Brewster also believes it’s a possibility that students could be just as “wound up and in need of some much-needed outdoor activity” as boaters have been — in which case, they’ll be prepared to pump up coronavirus precautions.

“Even with students who have had spring break canceled, they may still want to enjoy that day or two of ‘Reading Days’ sitting on the beach with a good book here in Havasu,” he added.

For now, the Lake Havasu Hospitality Association is continuing to follow state health guidance while developing protocols for spring break 2021, Brewster said, noting that their plans are fluid and will change based on current information.

Summer Winter Action Tours, a company that organizes spring break festivities and events in Havasu, is returning to Havasu for 2021 after three years of absence. Terence Concannon, GoLakeHavasu president, said he hasn’t spoken with SWAT about the cancellations yet, but he plans to chat with them this week.

Source Article

Continue reading

10 New California Villas for a Spring 2019 Vacation

Live it up in Beverly Hills or mingle with the locals on Melrose Avenue. Golf your way through the desert or fill your feed with Instagram-worthy landmarks. No matter your style, you’ll find your niche in California — and it’s sure to be glamorous. Where to stay? From the mid-century modern gems of Palm Springs to the celebrity-laden pads of Beverly Hills, these California villas are the answer for your next trip west.

Villa: Valencia in Indio

Valencia (Indio)

California’s Desert Cities region is known to be a world leader in both golf course volume and quality. Valencia, a California villa in a gated community, is perfectly positioned — between Avenue 48 and 50 in Indio — to snag a tee time at any of the surroundings clubs. With Rancho La Quinta to its west and Indian Palms to its right, plus The Citrus Club, Mountain View, and Plantation all nearby as well, this section in Indio is as well-suited as you’ll find for your next golf getaway. For non-golfers, Valencia is just 10 miles from shopping and dining in Old Town La Quinta. The vacation home has five bedrooms in the main house, and one additional room in a guest house. All guests can enjoy its saltwater pool with a waterfall and a hot tub, plus an alfresco terrace with an outdoor television.

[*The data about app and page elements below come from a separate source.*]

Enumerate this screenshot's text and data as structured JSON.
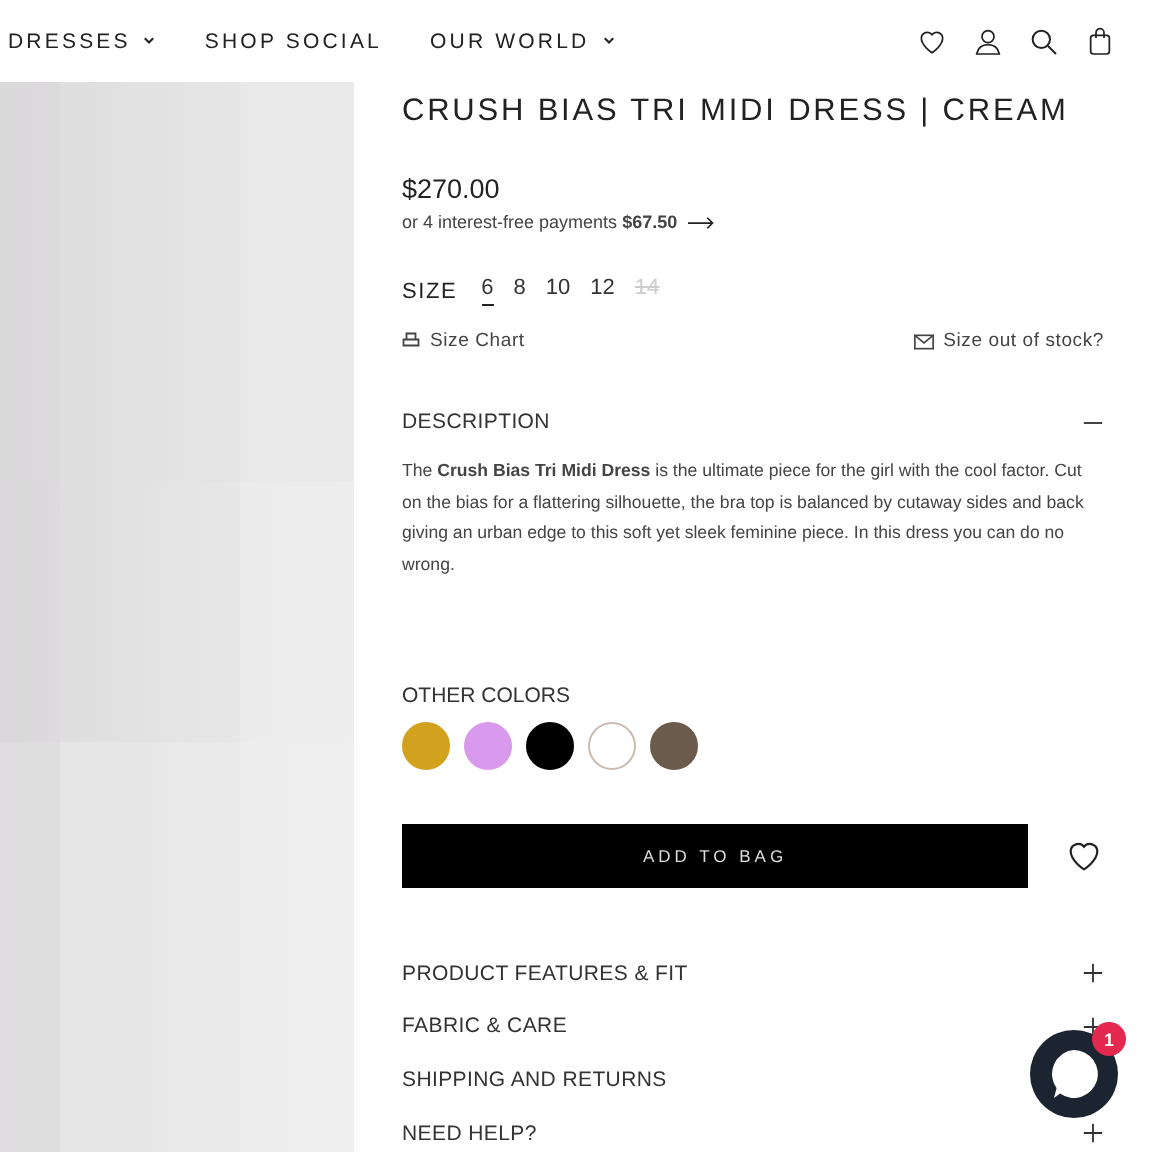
{
  "nav": {
    "items": [
      {
        "label": "DRESSES",
        "dropdown": true
      },
      {
        "label": "SHOP SOCIAL",
        "dropdown": false
      },
      {
        "label": "OUR WORLD",
        "dropdown": true
      }
    ]
  },
  "product": {
    "title": "CRUSH BIAS TRI MIDI DRESS | CREAM",
    "price": "$270.00",
    "installments": "or 4 interest-free payments **$67.50**",
    "size_label": "SIZE",
    "sizes": [
      {
        "label": "6",
        "selected": true,
        "disabled": false
      },
      {
        "label": "8",
        "selected": false,
        "disabled": false
      },
      {
        "label": "10",
        "selected": false,
        "disabled": false
      },
      {
        "label": "12",
        "selected": false,
        "disabled": false
      },
      {
        "label": "14",
        "selected": false,
        "disabled": true
      }
    ],
    "size_chart": "Size Chart",
    "size_out": "Size out of stock?",
    "colors_label": "OTHER COLORS",
    "colors": [
      {
        "color": "#d2a21f"
      },
      {
        "color": "#d99aed"
      },
      {
        "color": "#000000"
      },
      {
        "color": "#ffffff"
      },
      {
        "color": "#6b5b4c"
      }
    ],
    "add_to_bag": "ADD TO BAG"
  },
  "accordions": [
    {
      "title": "DESCRIPTION",
      "expanded": true,
      "body": "The **Crush Bias Tri Midi Dress** is the ultimate piece for the girl with the cool factor. Cut on the bias for a flattering silhouette, the bra top is balanced by cutaway sides and back giving an urban edge to this soft yet sleek feminine piece. In this dress you can do no wrong."
    },
    {
      "title": "PRODUCT FEATURES & FIT",
      "expanded": false
    },
    {
      "title": "FABRIC & CARE",
      "expanded": false
    },
    {
      "title": "SHIPPING AND RETURNS"
    },
    {
      "title": "NEED HELP?",
      "expanded": false
    }
  ],
  "chat": {
    "badge": "1"
  }
}
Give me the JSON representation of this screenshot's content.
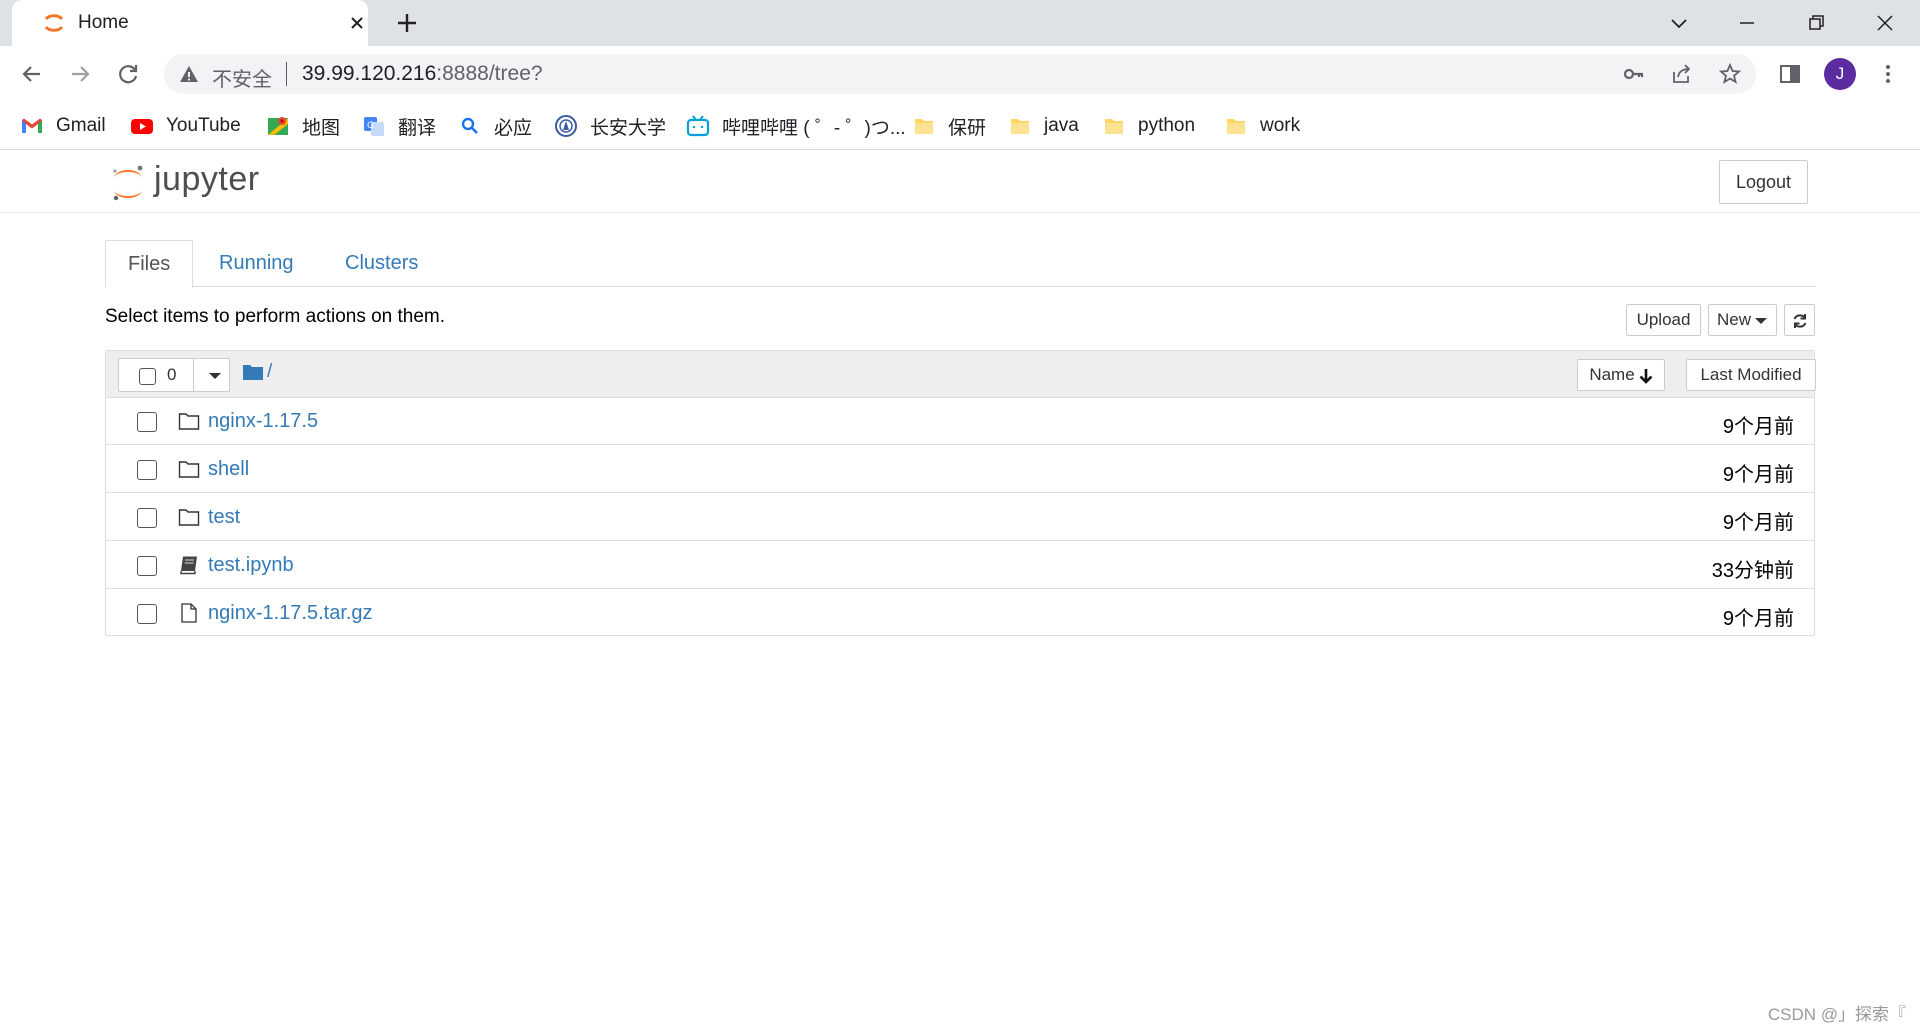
{
  "browser": {
    "tab_title": "Home",
    "url_insecure_label": "不安全",
    "url_host": "39.99.120.216",
    "url_rest": ":8888/tree?",
    "avatar_letter": "J",
    "bookmarks": [
      {
        "label": "Gmail",
        "icon": "gmail-icon"
      },
      {
        "label": "YouTube",
        "icon": "youtube-icon"
      },
      {
        "label": "地图",
        "icon": "maps-icon"
      },
      {
        "label": "翻译",
        "icon": "translate-icon"
      },
      {
        "label": "必应",
        "icon": "search-icon"
      },
      {
        "label": "长安大学",
        "icon": "university-icon"
      },
      {
        "label": "哔哩哔哩 ( ゜- ゜)つ...",
        "icon": "bilibili-icon"
      },
      {
        "label": "保研",
        "icon": "folder-icon"
      },
      {
        "label": "java",
        "icon": "folder-icon"
      },
      {
        "label": "python",
        "icon": "folder-icon"
      },
      {
        "label": "work",
        "icon": "folder-icon"
      }
    ]
  },
  "jupyter": {
    "logo_text": "jupyter",
    "logout_label": "Logout",
    "tabs": [
      {
        "label": "Files",
        "active": true
      },
      {
        "label": "Running",
        "active": false
      },
      {
        "label": "Clusters",
        "active": false
      }
    ],
    "hint_text": "Select items to perform actions on them.",
    "upload_label": "Upload",
    "new_label": "New",
    "selected_count": "0",
    "breadcrumb_root": "/",
    "sort_name_label": "Name",
    "last_modified_label": "Last Modified",
    "files": [
      {
        "name": "nginx-1.17.5",
        "type": "folder",
        "modified": "9个月前"
      },
      {
        "name": "shell",
        "type": "folder",
        "modified": "9个月前"
      },
      {
        "name": "test",
        "type": "folder",
        "modified": "9个月前"
      },
      {
        "name": "test.ipynb",
        "type": "notebook",
        "modified": "33分钟前"
      },
      {
        "name": "nginx-1.17.5.tar.gz",
        "type": "file",
        "modified": "9个月前"
      }
    ]
  },
  "watermark": "CSDN @」探索『",
  "colors": {
    "link": "#337ab7",
    "jupyter_orange": "#f37726",
    "avatar": "#5b2ca0"
  }
}
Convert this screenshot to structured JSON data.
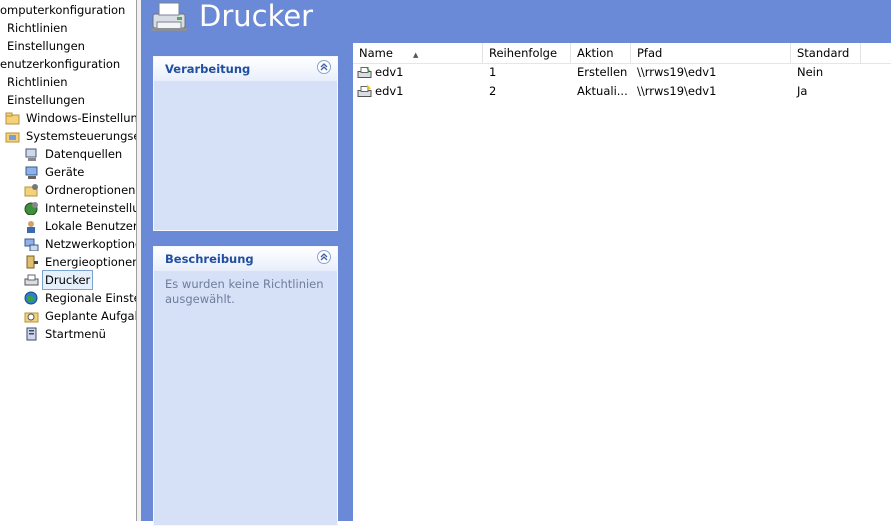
{
  "tree": {
    "items": [
      {
        "label": "omputerkonfiguration",
        "icon": "none",
        "x": 0
      },
      {
        "label": "Richtlinien",
        "icon": "none",
        "x": 7
      },
      {
        "label": "Einstellungen",
        "icon": "none",
        "x": 7
      },
      {
        "label": "enutzerkonfiguration",
        "icon": "none",
        "x": 0
      },
      {
        "label": "Richtlinien",
        "icon": "none",
        "x": 7
      },
      {
        "label": "Einstellungen",
        "icon": "none",
        "x": 7
      },
      {
        "label": "Windows-Einstellung",
        "icon": "folder-icon",
        "x": 5
      },
      {
        "label": "Systemsteuerungseir",
        "icon": "control-panel-icon",
        "x": 5
      },
      {
        "label": "Datenquellen",
        "icon": "datasource-icon",
        "x": 24
      },
      {
        "label": "Geräte",
        "icon": "devices-icon",
        "x": 24
      },
      {
        "label": "Ordneroptionen",
        "icon": "folder-options-icon",
        "x": 24
      },
      {
        "label": "Interneteinstellur",
        "icon": "internet-settings-icon",
        "x": 24
      },
      {
        "label": "Lokale Benutzer u",
        "icon": "local-users-icon",
        "x": 24
      },
      {
        "label": "Netzwerkoptione",
        "icon": "network-icon",
        "x": 24
      },
      {
        "label": "Energieoptionen",
        "icon": "power-icon",
        "x": 24
      },
      {
        "label": "Drucker",
        "icon": "printer-icon",
        "x": 24,
        "selected": true
      },
      {
        "label": "Regionale Einstel",
        "icon": "globe-icon",
        "x": 24
      },
      {
        "label": "Geplante Aufgab",
        "icon": "scheduled-task-icon",
        "x": 24
      },
      {
        "label": "Startmenü",
        "icon": "start-menu-icon",
        "x": 24
      }
    ]
  },
  "header": {
    "title": "Drucker",
    "icon": "printer-icon"
  },
  "panels": {
    "processing": {
      "title": "Verarbeitung",
      "body": ""
    },
    "description": {
      "title": "Beschreibung",
      "body": "Es wurden keine Richtlinien ausgewählt."
    }
  },
  "list": {
    "columns": [
      "Name",
      "Reihenfolge",
      "Aktion",
      "Pfad",
      "Standard"
    ],
    "sorted_column": "Name",
    "rows": [
      {
        "name": "edv1",
        "order": "1",
        "action": "Erstellen",
        "path": "\\\\rrws19\\edv1",
        "default": "Nein",
        "icon": "printer-create-icon"
      },
      {
        "name": "edv1",
        "order": "2",
        "action": "Aktuali...",
        "path": "\\\\rrws19\\edv1",
        "default": "Ja",
        "icon": "printer-update-icon"
      }
    ]
  },
  "colors": {
    "header_bg": "#6a8ad8",
    "panel_bg": "#d6e0f6",
    "panel_title": "#1f4fa0"
  }
}
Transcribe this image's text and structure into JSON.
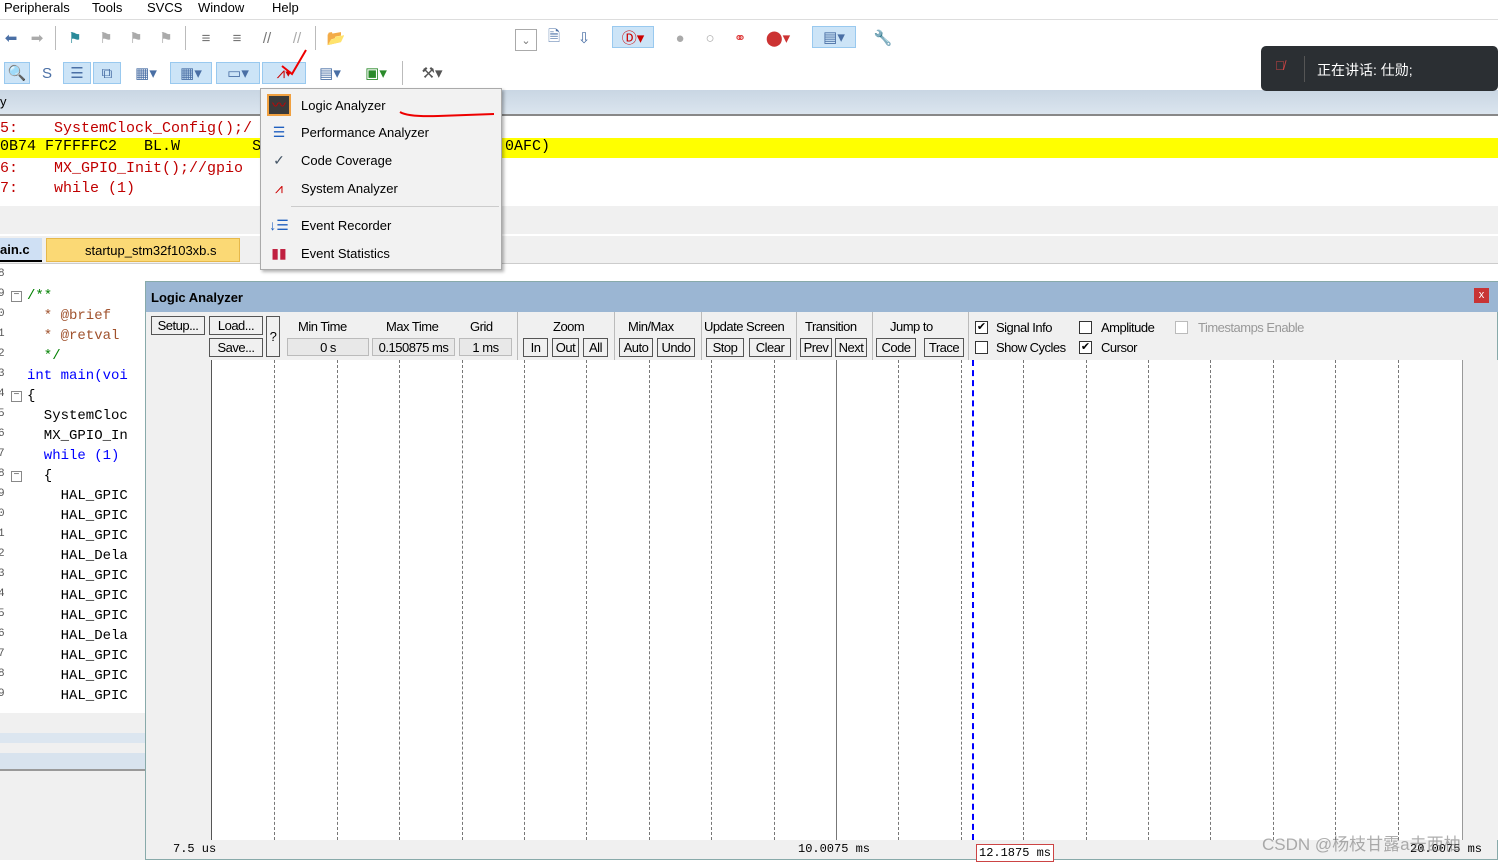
{
  "menu": [
    "Peripherals",
    "Tools",
    "SVCS",
    "Window",
    "Help"
  ],
  "code_top": {
    "pane_label": "y",
    "lines": [
      {
        "num": "5:",
        "text": "SystemClock_Config();/",
        "color": "#c00000"
      },
      {
        "num": "0B74",
        "text": "F7FFFFC2   BL.W        Sy",
        "highlight": true,
        "tail": "0AFC)"
      },
      {
        "num": "6:",
        "text": "MX_GPIO_Init();//gpio",
        "color": "#c00000"
      },
      {
        "num": "7:",
        "text": "while (1)",
        "color": "#c00000"
      }
    ]
  },
  "tabs": [
    {
      "label": "ain.c",
      "active": true
    },
    {
      "label": "startup_stm32f103xb.s",
      "active": false
    }
  ],
  "dropdown": {
    "items": [
      {
        "label": "Logic Analyzer",
        "icon": "logic-analyzer-icon",
        "selected": true
      },
      {
        "label": "Performance Analyzer",
        "icon": "performance-analyzer-icon"
      },
      {
        "label": "Code Coverage",
        "icon": "code-coverage-icon",
        "icon_text": "CODE"
      },
      {
        "label": "System Analyzer",
        "icon": "system-analyzer-icon"
      },
      {
        "label": "Event Recorder",
        "icon": "event-recorder-icon"
      },
      {
        "label": "Event Statistics",
        "icon": "event-statistics-icon"
      }
    ]
  },
  "notification": {
    "text": "正在讲话: 仕勋;"
  },
  "editor": {
    "lines": [
      {
        "n": "8",
        "t": "",
        "c": "#000"
      },
      {
        "n": "9",
        "t": "/**",
        "c": "#008000",
        "fold": true
      },
      {
        "n": "0",
        "t": "  * @brief",
        "c": "#a0522d"
      },
      {
        "n": "1",
        "t": "  * @retval",
        "c": "#a0522d"
      },
      {
        "n": "2",
        "t": "  */",
        "c": "#008000"
      },
      {
        "n": "3",
        "t": "int main(voi",
        "c": "#0000ff"
      },
      {
        "n": "4",
        "t": "{",
        "c": "#000",
        "fold": true
      },
      {
        "n": "5",
        "t": "  SystemCloc",
        "c": "#000"
      },
      {
        "n": "6",
        "t": "  MX_GPIO_In",
        "c": "#000"
      },
      {
        "n": "7",
        "t": "  while (1)",
        "c": "#0000ff"
      },
      {
        "n": "8",
        "t": "  {",
        "c": "#000",
        "fold": true
      },
      {
        "n": "9",
        "t": "    HAL_GPIC",
        "c": "#000"
      },
      {
        "n": "0",
        "t": "    HAL_GPIC",
        "c": "#000"
      },
      {
        "n": "1",
        "t": "    HAL_GPIC",
        "c": "#000"
      },
      {
        "n": "2",
        "t": "    HAL_Dela",
        "c": "#000"
      },
      {
        "n": "3",
        "t": "    HAL_GPIC",
        "c": "#000"
      },
      {
        "n": "4",
        "t": "    HAL_GPIC",
        "c": "#000"
      },
      {
        "n": "5",
        "t": "    HAL_GPIC",
        "c": "#000"
      },
      {
        "n": "6",
        "t": "    HAL_Dela",
        "c": "#000"
      },
      {
        "n": "7",
        "t": "    HAL_GPIC",
        "c": "#000"
      },
      {
        "n": "8",
        "t": "    HAL_GPIC",
        "c": "#000"
      },
      {
        "n": "9",
        "t": "    HAL_GPIC",
        "c": "#000"
      }
    ]
  },
  "logic_analyzer": {
    "title": "Logic Analyzer",
    "close": "x",
    "setup": "Setup...",
    "load": "Load...",
    "save": "Save...",
    "help": "?",
    "min_time_label": "Min Time",
    "min_time": "0 s",
    "max_time_label": "Max Time",
    "max_time": "0.150875 ms",
    "grid_label": "Grid",
    "grid": "1 ms",
    "zoom_label": "Zoom",
    "zoom_in": "In",
    "zoom_out": "Out",
    "zoom_all": "All",
    "minmax_label": "Min/Max",
    "auto": "Auto",
    "undo": "Undo",
    "update_label": "Update Screen",
    "stop": "Stop",
    "clear": "Clear",
    "transition_label": "Transition",
    "prev": "Prev",
    "next": "Next",
    "jump_label": "Jump to",
    "code": "Code",
    "trace": "Trace",
    "signal_info": {
      "label": "Signal Info",
      "checked": true
    },
    "amplitude": {
      "label": "Amplitude",
      "checked": false
    },
    "timestamps": {
      "label": "Timestamps Enable",
      "checked": false,
      "disabled": true
    },
    "show_cycles": {
      "label": "Show Cycles",
      "checked": false
    },
    "cursor": {
      "label": "Cursor",
      "checked": true
    },
    "axis": {
      "left": "7.5 us",
      "mid": "10.0075 ms",
      "cursor": "12.1875 ms",
      "right": "20.0075 ms"
    },
    "cursor_color": "#0000ff"
  },
  "watermark": "CSDN @杨枝甘露a去西柚"
}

Villa: Beverly Grove Beverly Hills

Beverly Grove (Beverly Hills)

There are countless ways to visit Los Angeles, but it’s hard to beat the Beverly Hills lifestyle, even if for just a week or two at a time. Beverly Grove delights with classic 90210 architecture: white exterior, French white oak flooring, an open concept floor plan, high ceilings, and floor-to-ceiling windows. And scenic city views are seen from just about everywhere inside and outside the home, including its infinity pool and terrace, and three wraparound balconies — one on each floor. Life at Beverly Grove can be as connected or disconnected as guests choose: SmartHome technology allows guests to control their surroundings remotely, and a home theater with couch seating is the perfect place to host movie night. On the other hand, a private cabana with a massage table allows guests to clear their minds. For moments of total privacy, head down to the private tree-surrounded balcony where a set of wooden stairs lead down to a teahouse and koi pond.


Villa: Edinburgh Modern Mansion

Edinburgh Modern Mansion (Hollywood)

For a family getaway, a vacation with friends, or an exciting honeymoon, Edinburgh Modern Mansion in West Hollywood has the right stuff. A completely private waterfall swimming pool and hot tub with an adjoining terrace are the likely hangout place for your group of guests. And the adjacent glass wall slides open to reveal the stylish indoor living space and allow guests to easily transition in and out. The blue satin L-shaped couch is a statement on its own, and audacious art pieces add a flare to

Continue reading